Updated: 2015-04-06 11:39

By Niu Yue in New York(China Daily USA)

  Print Mail Large Medium  Small 分享按钮 0

Soft power is becoming increasingly important to Chinese companies.

How does a business go from "corporate internationalization" to "internationalized corporation"?

The 2014 Overseas Chinese Corporate Reputation Report, published by the Zhejiang University Press, may help provide the answer. The book was launched on April 4 at an event at Columbia University.

The authors of the report, Feng Xi, senior vice-president of the Horizon Research Consultancy Group in Beijing; Yao Ming, Chinese entrepreneur representative; and Fu Xiaoxiao, director of the Manchester Business School China Center, discussed Chinese corporate soft power, business opportunities in China, and entrepreneurship in the US and China at the launch event.

Combining data and practical cases analyzed by Horizon, the largest non-governmental think tank in China, Feng introduced a "three-step" strategy" for Chinese corporations.

The three steps stand for "going out, going in, going up" for overseas Chinese firms.

"Going out" refers to hard power displayed in financial resources; "going in "refers to soft power displayed in cross-cultural communication and management; "going up" refers to the right combination of hard and soft powers, in which the host country's government, society, businesses and people like, trust and respect the Chinese corporation.

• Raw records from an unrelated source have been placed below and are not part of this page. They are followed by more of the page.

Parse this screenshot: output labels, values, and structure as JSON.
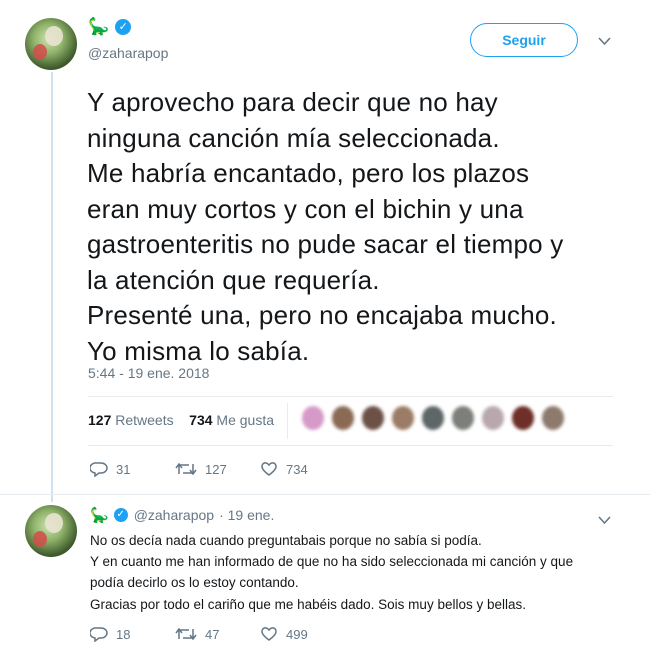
{
  "tweet": {
    "handle": "@zaharapop",
    "emoji_icon": "dinosaur-icon",
    "follow_label": "Seguir",
    "text_lines": [
      "Y aprovecho para decir que no hay",
      "ninguna canción mía seleccionada.",
      "Me habría encantado, pero los plazos",
      "eran muy cortos y con el bichin y una",
      "gastroenteritis no pude sacar el tiempo y",
      "la atención que requería.",
      "Presenté una, pero no encajaba mucho.",
      "Yo misma lo sabía."
    ],
    "timestamp": "5:44 - 19 ene. 2018",
    "retweets_count": "127",
    "retweets_label": "Retweets",
    "likes_count": "734",
    "likes_label": "Me gusta",
    "actions": {
      "replies": "31",
      "retweets": "127",
      "likes": "734"
    }
  },
  "reply": {
    "handle": "@zaharapop",
    "date": "· 19 ene.",
    "text_lines": [
      "No os decía nada cuando preguntabais porque no sabía si podía.",
      "Y en cuanto me han informado de que no ha sido seleccionada mi canción y que",
      "podía decirlo os lo estoy contando.",
      "Gracias por todo el cariño que me habéis dado. Sois muy bellos y bellas."
    ],
    "actions": {
      "replies": "18",
      "retweets": "47",
      "likes": "499"
    }
  },
  "colors": {
    "accent": "#1da1f2",
    "text": "#14171a",
    "muted": "#657786"
  }
}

Book promotes soft power

That is the highest level of honor an international corporation can pursue, the book states.

Feng said overseas investment by Chinese corporations has skyrocketed in recent years, and there is no sign of a slowdown. However, overseas brand recognition and the reputation of Chinese corporations lag their hard power.

The development of hard and soft powers is "unbalanced, uncoordinated and unsynchronized", Feng said.

Feng suggested that as Chinese corporate hard power grows, the simultaneous development and influence of hard and soft powers should be stressed.

Another new reputation concept is raised in the report: heart power (heartware), which is considered the most important among the three, with which corporations use affection to cultivate corporate reputation, the book said.

China's recent national strategy of "One Belt, One Road", and the proposed Asian Infrastructure Investment Bank underscore the "great potential and promising prospects of Chinese corporations overseas", Fu said.

Promoting the book launch were the Tsinghua Alumni Association-Greater New York, Tianjin University Alumni Association in North America, Zhejiang University Alumni Association Greater New York chapter and the Chinese University Alumni Alliance in North America.

Hong Xiao in New York contributed to this story.